After a long spell (too long) ashore, I returned last night to the ocean, this time in a sea kayak. We were a large group - a dozen or so colleagues, mostly novices (even my own modest paddling skills appeared relatively competent and economical). The boats were beautifully efficient, and perfect for novices: streamlined enough to let even weak paddlers maintain a good speed, but broad enough to be very stable.
The coast was spectacular: we explored the lee side of a long peninsula: sea cliffs all the way, riddled with caves and sea arches. The water was flat calm - at times we might almost have been airborne, so clear were the colours the rock and weed below. The paddles through the caves and the arches were magical. We had only two capsizes on the trip (neither mine). I did have one awkward moment, though, in a cave. The episode was typical me: the guide stopped at the entrance, which was large and very inviting. Curiousity propelled me forward, and I glided past her, into the gloom beyound the cave mouth, and found a broad and inviting tunnel. Moving deeper, the gloom became a pitchy darkness, navigating now by sound and touch. The walls closed in: I shipped my paddle, and used my hands instead. I slowed to a stop as the loud and hollow slop-splashing just a few metres ahead warned me of the end of the cave: a moment too late, as it turned out.
Above me, a huge rock wedge protruded unseen from the roof almost to water level. Sliding under it, I stopped below its lowest point just as the trough of the swell passed by. Then, the boat rode up and forwards on the surge of the following wave, and I found myself forced onto my back, pinned in the darkness between the deck at my back and the rock pressed into my chest, wondering how high the water intended to rise...

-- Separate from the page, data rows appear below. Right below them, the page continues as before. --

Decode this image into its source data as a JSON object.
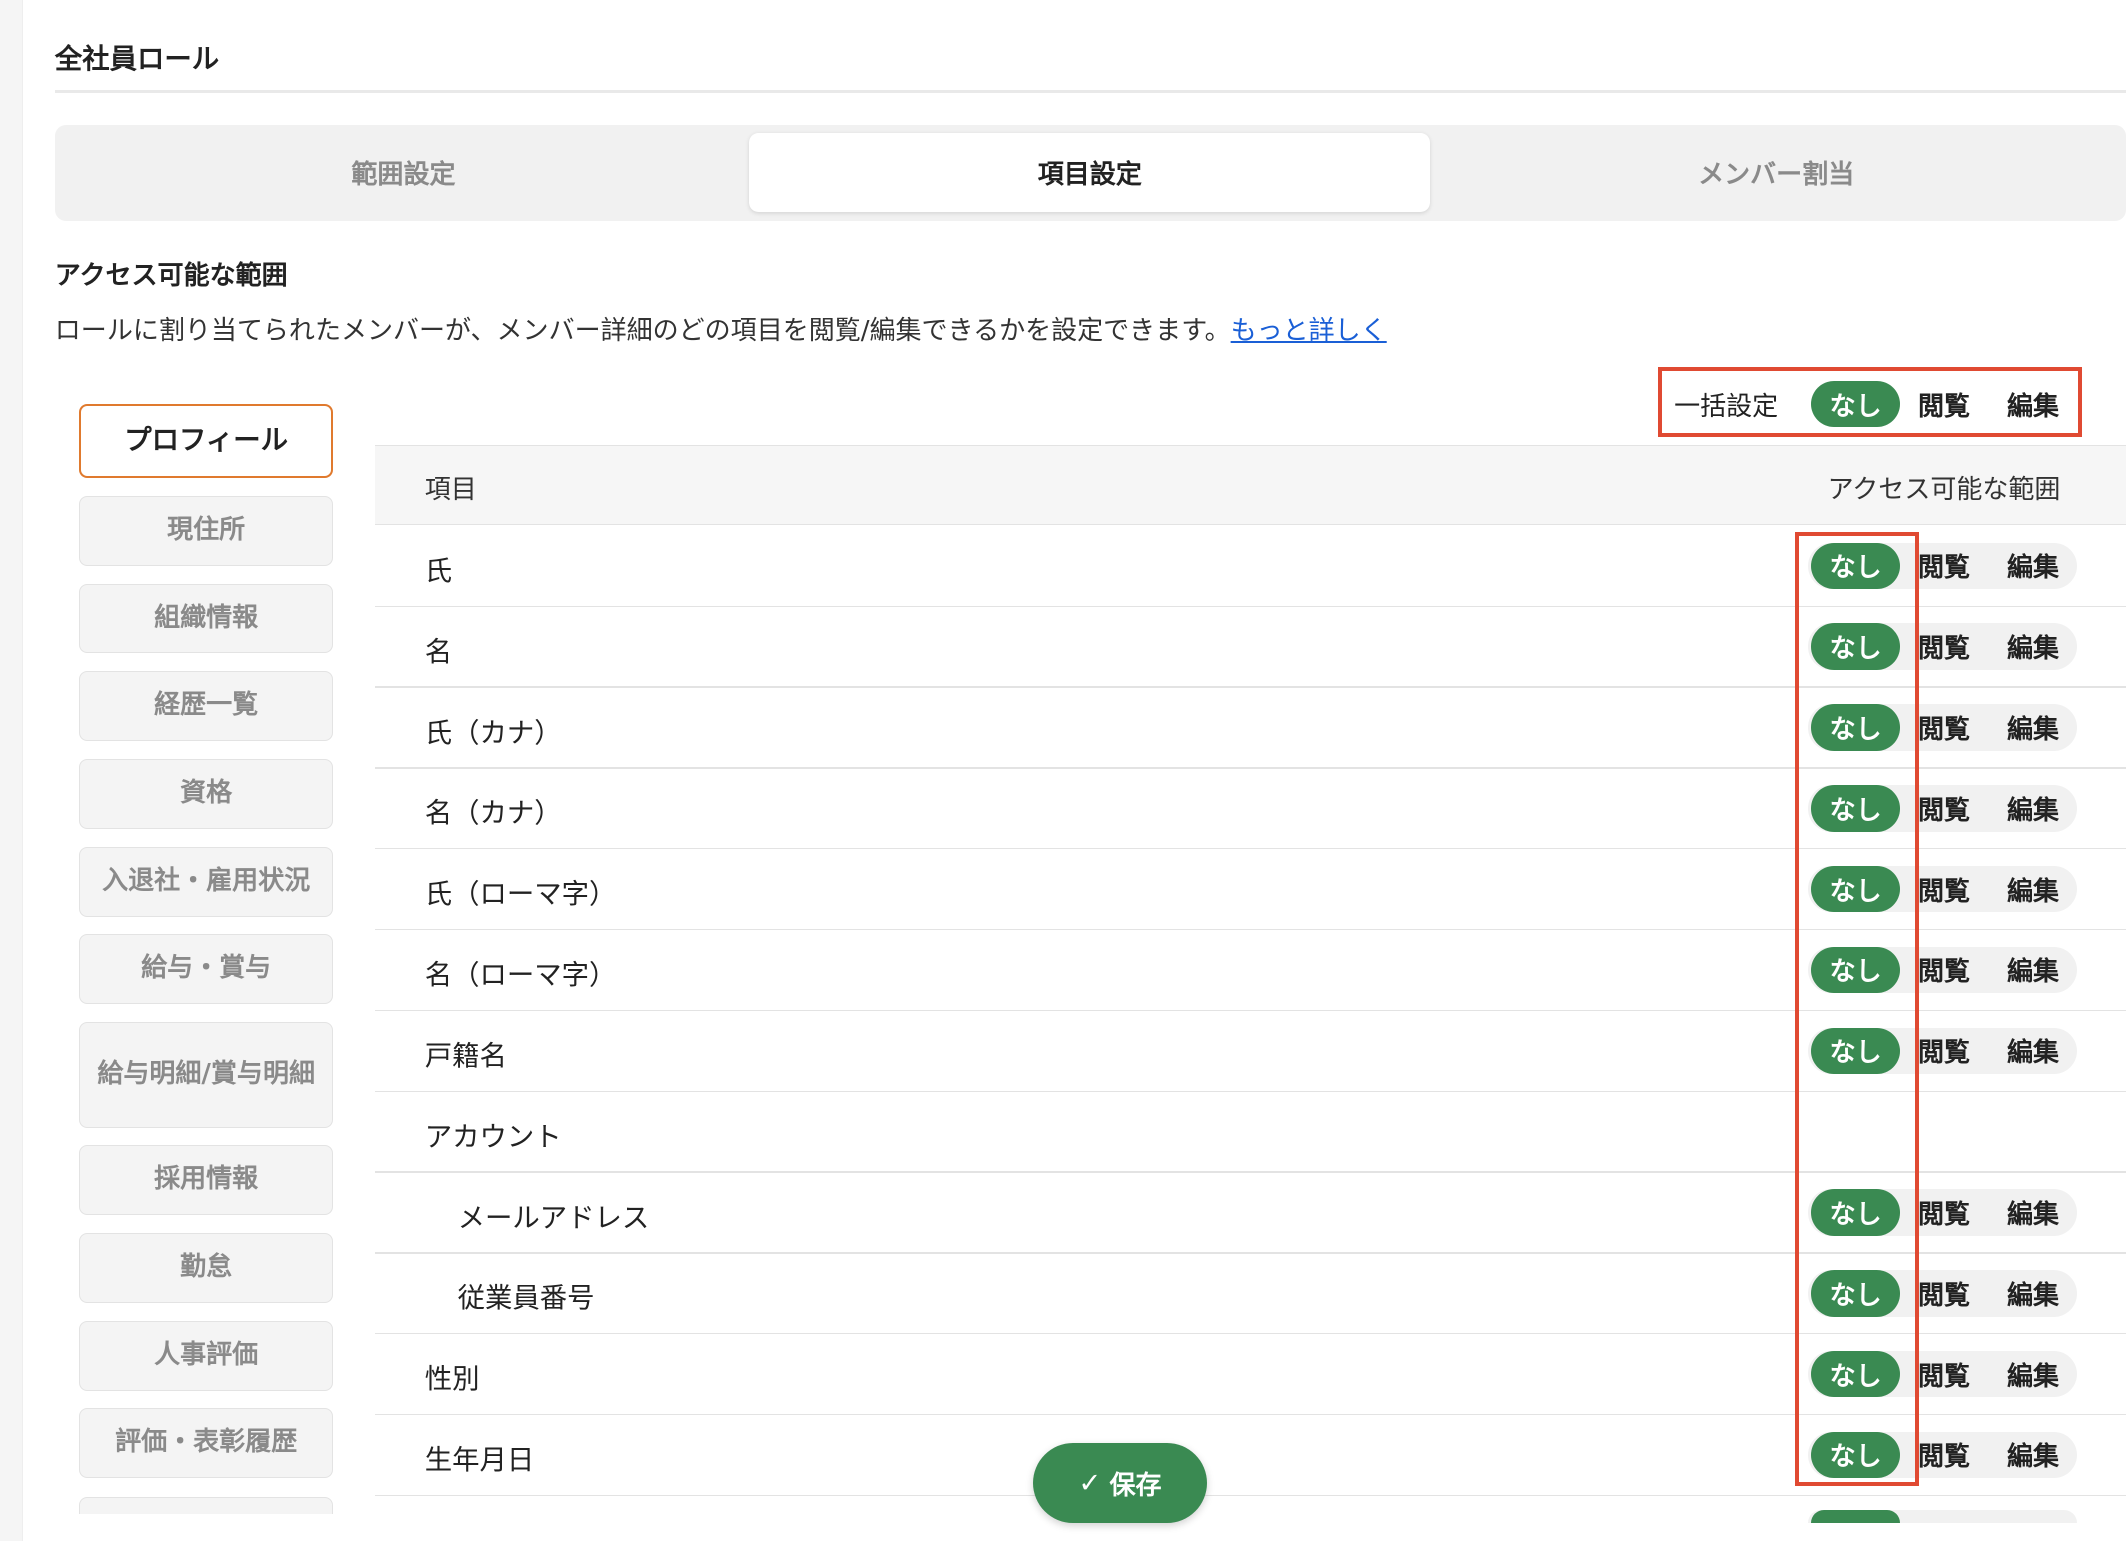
{
  "page_title": "全社員ロール",
  "tabs": [
    "範囲設定",
    "項目設定",
    "メンバー割当"
  ],
  "active_tab": 1,
  "section": {
    "title": "アクセス可能な範囲",
    "description": "ロールに割り当てられたメンバーが、メンバー詳細のどの項目を閲覧/編集できるかを設定できます。",
    "more_link": "もっと詳しく"
  },
  "categories": [
    "プロフィール",
    "現住所",
    "組織情報",
    "経歴一覧",
    "資格",
    "入退社・雇用状況",
    "給与・賞与",
    "給与明細/賞与明細",
    "採用情報",
    "勤怠",
    "人事評価",
    "評価・表彰履歴"
  ],
  "active_category": 0,
  "bulk": {
    "label": "一括設定",
    "options": [
      "なし",
      "閲覧",
      "編集"
    ],
    "selected": "なし"
  },
  "table": {
    "header_item": "項目",
    "header_range": "アクセス可能な範囲",
    "rows": [
      {
        "label": "氏",
        "value": "なし"
      },
      {
        "label": "名",
        "value": "なし"
      },
      {
        "label": "氏（カナ）",
        "value": "なし"
      },
      {
        "label": "名（カナ）",
        "value": "なし"
      },
      {
        "label": "氏（ローマ字）",
        "value": "なし"
      },
      {
        "label": "名（ローマ字）",
        "value": "なし"
      },
      {
        "label": "戸籍名",
        "value": "なし"
      },
      {
        "label": "アカウント",
        "group": true
      },
      {
        "label": "メールアドレス",
        "value": "なし",
        "indent": true
      },
      {
        "label": "従業員番号",
        "value": "なし",
        "indent": true
      },
      {
        "label": "性別",
        "value": "なし"
      },
      {
        "label": "生年月日",
        "value": "なし"
      }
    ]
  },
  "save_label": "保存",
  "colors": {
    "accent": "#3a8a52",
    "highlight": "#e04a32",
    "active_tab_border": "#e07a2e"
  }
}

Patience and calm were rewarded: the crest came,and went, and a sharp shove to the offending wedge sent me smartly sternwards, back to the light.